About this task: The answer must be an exact copy of the records, with every picture left out.

(Data items)
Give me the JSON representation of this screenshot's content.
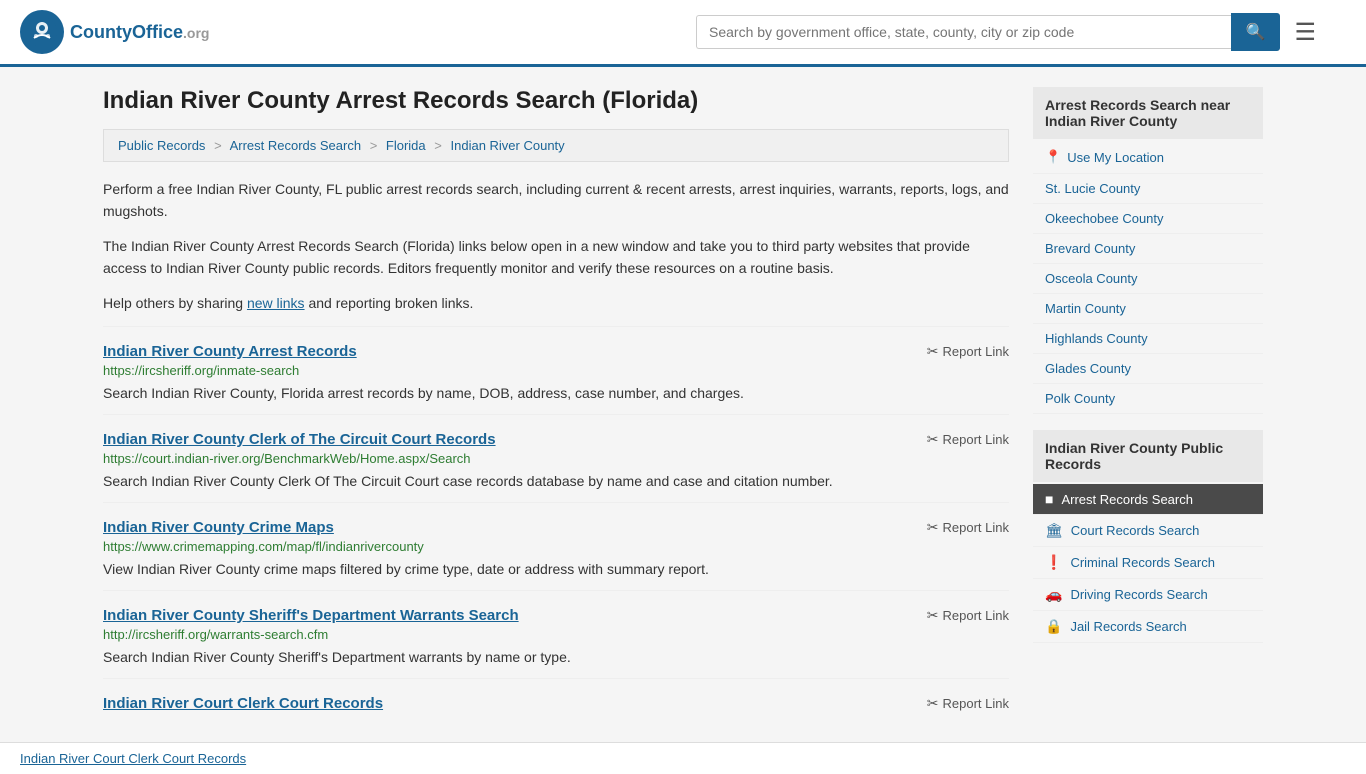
{
  "header": {
    "logo_name": "CountyOffice",
    "logo_org": ".org",
    "search_placeholder": "Search by government office, state, county, city or zip code"
  },
  "page": {
    "title": "Indian River County Arrest Records Search (Florida)",
    "breadcrumbs": [
      {
        "label": "Public Records",
        "href": "#"
      },
      {
        "label": "Arrest Records Search",
        "href": "#"
      },
      {
        "label": "Florida",
        "href": "#"
      },
      {
        "label": "Indian River County",
        "href": "#"
      }
    ],
    "desc1": "Perform a free Indian River County, FL public arrest records search, including current & recent arrests, arrest inquiries, warrants, reports, logs, and mugshots.",
    "desc2": "The Indian River County Arrest Records Search (Florida) links below open in a new window and take you to third party websites that provide access to Indian River County public records. Editors frequently monitor and verify these resources on a routine basis.",
    "desc3_pre": "Help others by sharing ",
    "desc3_link": "new links",
    "desc3_post": " and reporting broken links."
  },
  "records": [
    {
      "title": "Indian River County Arrest Records",
      "url": "https://ircsheriff.org/inmate-search",
      "desc": "Search Indian River County, Florida arrest records by name, DOB, address, case number, and charges.",
      "report": "Report Link"
    },
    {
      "title": "Indian River County Clerk of The Circuit Court Records",
      "url": "https://court.indian-river.org/BenchmarkWeb/Home.aspx/Search",
      "desc": "Search Indian River County Clerk Of The Circuit Court case records database by name and case and citation number.",
      "report": "Report Link"
    },
    {
      "title": "Indian River County Crime Maps",
      "url": "https://www.crimemapping.com/map/fl/indianrivercounty",
      "desc": "View Indian River County crime maps filtered by crime type, date or address with summary report.",
      "report": "Report Link"
    },
    {
      "title": "Indian River County Sheriff's Department Warrants Search",
      "url": "http://ircsheriff.org/warrants-search.cfm",
      "desc": "Search Indian River County Sheriff's Department warrants by name or type.",
      "report": "Report Link"
    },
    {
      "title": "Indian River Court Clerk Court Records",
      "url": "",
      "desc": "",
      "report": "Report Link"
    }
  ],
  "sidebar": {
    "nearby_title": "Arrest Records Search near Indian River County",
    "use_location": "Use My Location",
    "nearby_counties": [
      "St. Lucie County",
      "Okeechobee County",
      "Brevard County",
      "Osceola County",
      "Martin County",
      "Highlands County",
      "Glades County",
      "Polk County"
    ],
    "public_records_title": "Indian River County Public Records",
    "public_records_items": [
      {
        "label": "Arrest Records Search",
        "icon": "■",
        "active": true
      },
      {
        "label": "Court Records Search",
        "icon": "🏛",
        "active": false
      },
      {
        "label": "Criminal Records Search",
        "icon": "❗",
        "active": false
      },
      {
        "label": "Driving Records Search",
        "icon": "🚗",
        "active": false
      },
      {
        "label": "Jail Records Search",
        "icon": "🔒",
        "active": false
      }
    ]
  },
  "footer": {
    "link": "Indian River Court Clerk Court Records"
  }
}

Answer box:
Give me the JSON representation of this screenshot's content.
{
  "header": {
    "logo_name": "CountyOffice",
    "logo_org": ".org",
    "search_placeholder": "Search by government office, state, county, city or zip code"
  },
  "page": {
    "title": "Indian River County Arrest Records Search (Florida)",
    "breadcrumbs": [
      {
        "label": "Public Records",
        "href": "#"
      },
      {
        "label": "Arrest Records Search",
        "href": "#"
      },
      {
        "label": "Florida",
        "href": "#"
      },
      {
        "label": "Indian River County",
        "href": "#"
      }
    ],
    "desc1": "Perform a free Indian River County, FL public arrest records search, including current & recent arrests, arrest inquiries, warrants, reports, logs, and mugshots.",
    "desc2": "The Indian River County Arrest Records Search (Florida) links below open in a new window and take you to third party websites that provide access to Indian River County public records. Editors frequently monitor and verify these resources on a routine basis.",
    "desc3_pre": "Help others by sharing ",
    "desc3_link": "new links",
    "desc3_post": " and reporting broken links."
  },
  "records": [
    {
      "title": "Indian River County Arrest Records",
      "url": "https://ircsheriff.org/inmate-search",
      "desc": "Search Indian River County, Florida arrest records by name, DOB, address, case number, and charges.",
      "report": "Report Link"
    },
    {
      "title": "Indian River County Clerk of The Circuit Court Records",
      "url": "https://court.indian-river.org/BenchmarkWeb/Home.aspx/Search",
      "desc": "Search Indian River County Clerk Of The Circuit Court case records database by name and case and citation number.",
      "report": "Report Link"
    },
    {
      "title": "Indian River County Crime Maps",
      "url": "https://www.crimemapping.com/map/fl/indianrivercounty",
      "desc": "View Indian River County crime maps filtered by crime type, date or address with summary report.",
      "report": "Report Link"
    },
    {
      "title": "Indian River County Sheriff's Department Warrants Search",
      "url": "http://ircsheriff.org/warrants-search.cfm",
      "desc": "Search Indian River County Sheriff's Department warrants by name or type.",
      "report": "Report Link"
    },
    {
      "title": "Indian River Court Clerk Court Records",
      "url": "",
      "desc": "",
      "report": "Report Link"
    }
  ],
  "sidebar": {
    "nearby_title": "Arrest Records Search near Indian River County",
    "use_location": "Use My Location",
    "nearby_counties": [
      "St. Lucie County",
      "Okeechobee County",
      "Brevard County",
      "Osceola County",
      "Martin County",
      "Highlands County",
      "Glades County",
      "Polk County"
    ],
    "public_records_title": "Indian River County Public Records",
    "public_records_items": [
      {
        "label": "Arrest Records Search",
        "icon": "■",
        "active": true
      },
      {
        "label": "Court Records Search",
        "icon": "🏛",
        "active": false
      },
      {
        "label": "Criminal Records Search",
        "icon": "❗",
        "active": false
      },
      {
        "label": "Driving Records Search",
        "icon": "🚗",
        "active": false
      },
      {
        "label": "Jail Records Search",
        "icon": "🔒",
        "active": false
      }
    ]
  },
  "footer": {
    "link": "Indian River Court Clerk Court Records"
  }
}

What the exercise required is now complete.